${\displaystyle K=\sum _{i}{\frac {1}{2}}m_{i}{\vec {r}}_{i}^{2}}$

as a measure of the size of the system. Let's calculate the second derivative of ${\displaystyle K}$  with respect to time

${\displaystyle {\frac {d^{2}K}{dt^{2}}}=\sum _{i}\left(m_{i}{\dot {\vec {r}}}_{i}^{2}+m_{i}{\vec {r}}_{i}\cdot {\ddot {\vec {r}}}_{i}\right)=2T-\sum _{i}{\vec {r}}_{i}\cdot \sum _{j}\nabla _{i}V_{ij}.}$

Again let's group the particles in the final summation in pairs

${\displaystyle {\frac {d^{2}K}{dt^{2}}}=2T-\sum _{i

If we have a bunch of particles in equilibrium so they are not expanded or contracting on average than the left-hand side of the equation above vanishes. The most familar example of this is the force of gravity with ${\displaystyle n=-1}$ , so for a self-gravitating system in equilibrium we have ${\displaystyle 2T+V=0}$ . This relationship is used to weigh distant galaxies and clusters of galaxies.

If ${\displaystyle n<0}$  the potential energy of the system vanishes as the particles get further apart, so the total energy of the system ${\displaystyle E=T+V}$  is the negative of the amount of energy needed to break up the system and leave the particles stationary. Let's calculate the total energy of a system in equilibrium in terms of its kinetic energy. We have

${\displaystyle E=T+V=\left(1+{\frac {2}{n}}\right)T}$

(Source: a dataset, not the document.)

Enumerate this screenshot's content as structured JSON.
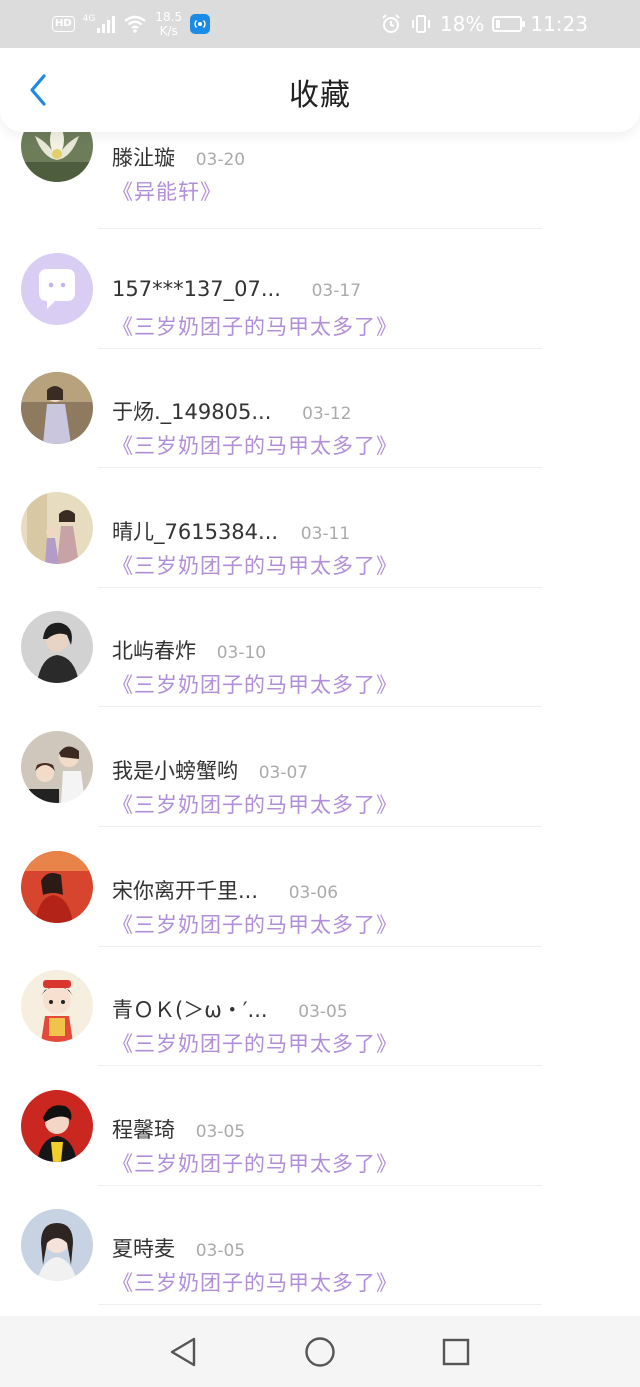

We find that only if ${\displaystyle -2  is the energy of the system negative. For ${\displaystyle n=-2}$  the total energy of the equilibrium system is zero, so the equilibrium is marginally stable; even a tiny bit of additional energy is enough to break it apart. For ${\displaystyle n<-2}$  the equilibrium is unstable. The grouping of particles has more energy than if they separate.

Thankfully the force of gravity has ${\displaystyle n=-1}$ . If ${\displaystyle n}$  were less than -2, there would be no self-gravitating equilibrium systems such as stars, galaxies etc. In fact theories of gravity in higher dimensions find that ${\displaystyle n=2-D}$  where ${\displaystyle D}$  is the number of spatial dimensions. Apparently ${\displaystyle D=3}$  is kind of special.